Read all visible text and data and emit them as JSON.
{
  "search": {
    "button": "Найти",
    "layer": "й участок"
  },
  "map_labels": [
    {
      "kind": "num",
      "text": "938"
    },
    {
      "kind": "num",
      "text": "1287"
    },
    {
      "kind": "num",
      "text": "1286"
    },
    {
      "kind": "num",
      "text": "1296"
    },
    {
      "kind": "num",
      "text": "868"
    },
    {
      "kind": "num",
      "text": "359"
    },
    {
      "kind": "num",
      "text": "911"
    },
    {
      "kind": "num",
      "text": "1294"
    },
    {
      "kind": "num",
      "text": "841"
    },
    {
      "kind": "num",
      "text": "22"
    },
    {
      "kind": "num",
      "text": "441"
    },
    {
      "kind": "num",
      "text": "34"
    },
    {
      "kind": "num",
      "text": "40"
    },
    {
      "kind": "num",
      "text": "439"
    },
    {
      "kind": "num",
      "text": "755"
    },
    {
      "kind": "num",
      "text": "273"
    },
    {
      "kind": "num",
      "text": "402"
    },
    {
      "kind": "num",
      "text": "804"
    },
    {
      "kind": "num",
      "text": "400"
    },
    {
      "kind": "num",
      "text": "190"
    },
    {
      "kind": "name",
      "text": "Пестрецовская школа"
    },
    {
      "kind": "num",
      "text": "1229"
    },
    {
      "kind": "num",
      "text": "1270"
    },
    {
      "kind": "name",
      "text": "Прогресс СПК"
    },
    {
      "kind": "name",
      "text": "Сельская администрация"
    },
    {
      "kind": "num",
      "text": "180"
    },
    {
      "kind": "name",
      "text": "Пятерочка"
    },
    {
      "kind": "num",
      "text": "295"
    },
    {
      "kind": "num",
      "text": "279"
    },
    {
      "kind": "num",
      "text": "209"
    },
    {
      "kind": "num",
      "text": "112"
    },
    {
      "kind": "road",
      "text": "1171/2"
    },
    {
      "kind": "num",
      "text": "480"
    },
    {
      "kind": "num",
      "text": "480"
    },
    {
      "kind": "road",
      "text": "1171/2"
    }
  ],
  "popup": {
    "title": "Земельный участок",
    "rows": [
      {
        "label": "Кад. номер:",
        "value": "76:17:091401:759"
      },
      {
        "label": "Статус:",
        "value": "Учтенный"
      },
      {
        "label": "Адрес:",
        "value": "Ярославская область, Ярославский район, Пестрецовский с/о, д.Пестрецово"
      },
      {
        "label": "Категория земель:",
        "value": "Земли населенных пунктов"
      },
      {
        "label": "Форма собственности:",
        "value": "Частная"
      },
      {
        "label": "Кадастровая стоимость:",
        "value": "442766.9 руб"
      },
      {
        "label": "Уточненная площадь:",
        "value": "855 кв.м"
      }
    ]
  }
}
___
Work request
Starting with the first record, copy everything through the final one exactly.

Response to the task
Read all visible text and data and emit them as JSON.
{
  "search": {
    "button": "Найти",
    "layer": "й участок"
  },
  "map_labels": [
    {
      "kind": "num",
      "text": "938"
    },
    {
      "kind": "num",
      "text": "1287"
    },
    {
      "kind": "num",
      "text": "1286"
    },
    {
      "kind": "num",
      "text": "1296"
    },
    {
      "kind": "num",
      "text": "868"
    },
    {
      "kind": "num",
      "text": "359"
    },
    {
      "kind": "num",
      "text": "911"
    },
    {
      "kind": "num",
      "text": "1294"
    },
    {
      "kind": "num",
      "text": "841"
    },
    {
      "kind": "num",
      "text": "22"
    },
    {
      "kind": "num",
      "text": "441"
    },
    {
      "kind": "num",
      "text": "34"
    },
    {
      "kind": "num",
      "text": "40"
    },
    {
      "kind": "num",
      "text": "439"
    },
    {
      "kind": "num",
      "text": "755"
    },
    {
      "kind": "num",
      "text": "273"
    },
    {
      "kind": "num",
      "text": "402"
    },
    {
      "kind": "num",
      "text": "804"
    },
    {
      "kind": "num",
      "text": "400"
    },
    {
      "kind": "num",
      "text": "190"
    },
    {
      "kind": "name",
      "text": "Пестрецовская школа"
    },
    {
      "kind": "num",
      "text": "1229"
    },
    {
      "kind": "num",
      "text": "1270"
    },
    {
      "kind": "name",
      "text": "Прогресс СПК"
    },
    {
      "kind": "name",
      "text": "Сельская администрация"
    },
    {
      "kind": "num",
      "text": "180"
    },
    {
      "kind": "name",
      "text": "Пятерочка"
    },
    {
      "kind": "num",
      "text": "295"
    },
    {
      "kind": "num",
      "text": "279"
    },
    {
      "kind": "num",
      "text": "209"
    },
    {
      "kind": "num",
      "text": "112"
    },
    {
      "kind": "road",
      "text": "1171/2"
    },
    {
      "kind": "num",
      "text": "480"
    },
    {
      "kind": "num",
      "text": "480"
    },
    {
      "kind": "road",
      "text": "1171/2"
    }
  ],
  "popup": {
    "title": "Земельный участок",
    "rows": [
      {
        "label": "Кад. номер:",
        "value": "76:17:091401:759"
      },
      {
        "label": "Статус:",
        "value": "Учтенный"
      },
      {
        "label": "Адрес:",
        "value": "Ярославская область, Ярославский район, Пестрецовский с/о, д.Пестрецово"
      },
      {
        "label": "Категория земель:",
        "value": "Земли населенных пунктов"
      },
      {
        "label": "Форма собственности:",
        "value": "Частная"
      },
      {
        "label": "Кадастровая стоимость:",
        "value": "442766.9 руб"
      },
      {
        "label": "Уточненная площадь:",
        "value": "855 кв.м"
      }
    ]
  }
}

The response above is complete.